Probe will look at ‘suspected fraud, fraudulent trading and money laundering’, including links to Greensill

The UK’s Serious Fraud Office has opened an investigation into suspected fraud, fraudulent trading and money laundering at Sanjeev Gupta’s metals empire, including its relationship with the collapsed Greensill Capital.
The SFO said on Friday that it was scrutinising “the financing and conduct of the business of companies within the Gupta Family Group Alliance (GFG), including its financing arrangements with Greensill Capital UK”.
The anti-graft agency has come under intense pressure to investigate Gupta’s steel conglomerate following reporting in the Financial Times that revealed suspicious invoices were provided by GFG to Greensill in exchange for cash. GFG has denied wrongdoing and Greensill was not obliged to check invoices.
According to people close to the investigation, the SFO has been talking to whistleblowers for around a year.
The SFO’s statement comes as GFG has been left reeling by the collapse of its main financial backer Greensill, a finance group where former prime minister David Cameron was an adviser.
The loose GFG conglomerate of companies that include Liberty Steel employs 35,000 people at metalworks stretching from Wales to Australia.
It recently sought a £170m state bailout of Liberty, the UK’s third-largest producer of the alloy with 3,000 employees.
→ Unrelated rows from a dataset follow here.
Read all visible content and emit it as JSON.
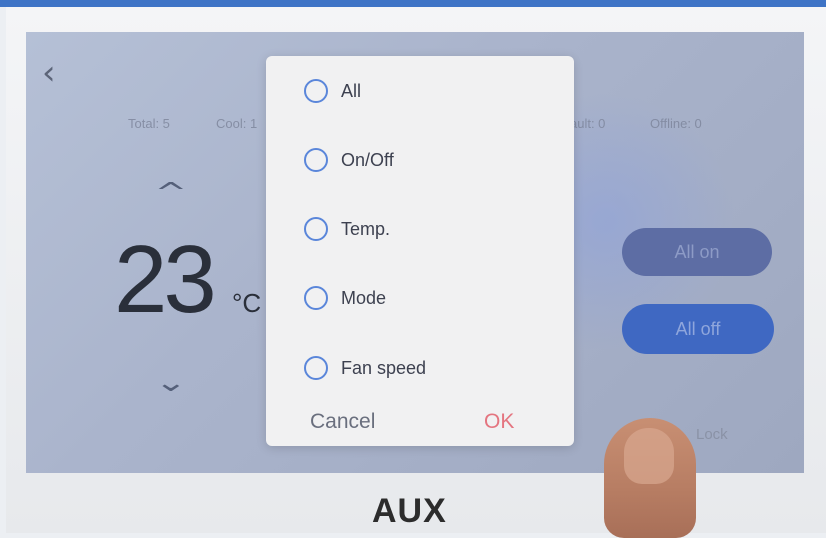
{
  "device": {
    "brand": "AUX",
    "accent_color": "#3e74c6"
  },
  "screen": {
    "back_icon": "chevron-left-icon",
    "stats": {
      "total": "Total: 5",
      "cool": "Cool: 1",
      "fault": "ault: 0",
      "offline": "Offline: 0"
    },
    "temperature": {
      "value": "23",
      "unit": "°C",
      "up_icon": "chevron-up-icon",
      "down_icon": "chevron-down-icon"
    },
    "buttons": {
      "all_on": "All on",
      "all_off": "All off",
      "lock": "Lock"
    }
  },
  "dialog": {
    "options": [
      {
        "label": "All",
        "selected": false
      },
      {
        "label": "On/Off",
        "selected": false
      },
      {
        "label": "Temp.",
        "selected": false
      },
      {
        "label": "Mode",
        "selected": false
      },
      {
        "label": "Fan speed",
        "selected": false
      }
    ],
    "cancel_label": "Cancel",
    "ok_label": "OK",
    "ok_color": "#e47580",
    "radio_color": "#5a86da"
  }
}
The request was rejected by the UK government.
GFG said it would “co-operate fully” with the SFO investigation. It added that the group was “making progress in the refinancing of its operations which are benefiting from the operational improvements it has made and the very strong steel, aluminium and iron ore markets”.
The group has been in talks with White Oak Global Advisors, a US-based private finance firm, about a £200m loan to provide emergency working capital for its Yorkshire steelworks, but any agreement is still subject to due diligence.
In previous cases, the anti-graft agency has privately assessed matters covertly for several years before formally announcing them, such as in the case of British American Tobacco, which began in 2015 but was officially launched in 2017.
Overwhelming public interest or market requirements are key triggers for bringing a probe into the public domain.
The SFO will examine the links between GFG and Greensill, including the basis on which financing was extended. In April the Financial Times revealed a series of companies named on invoices handed over to Greensill in exchange for cash had denied ever doing business with GFG. Gupta later told the FT that one such company had been listed as a “prospective” customer, and financing was provided on that basis. 
Commodities trading houses have also launched investigations after web domains resembling their own were registered to a GFG employee’s email address.
The SFO takes on the GFG probe at a vulnerable time, having last month torpedoed a trial against two former Serco executives by failing to share certain evidence with the defence. Director Lisa Osofsky is under pressure to secure high-profile convictions, following a series of plea deals that have spared company top brass.
She had been called on by politicians including Tory MP Richard Fuller to initiate a probe, following a number of separate inquiries into the Gupta-Greensill network.
Greensill had $5bn of exposure to GFG when the finance company collapsed in March.
Credit Suisse is seeking to wind up several Liberty Steel companies in the UK and Australia in order to claw back money for customers who invested in Greensill loans through the bank’s funds.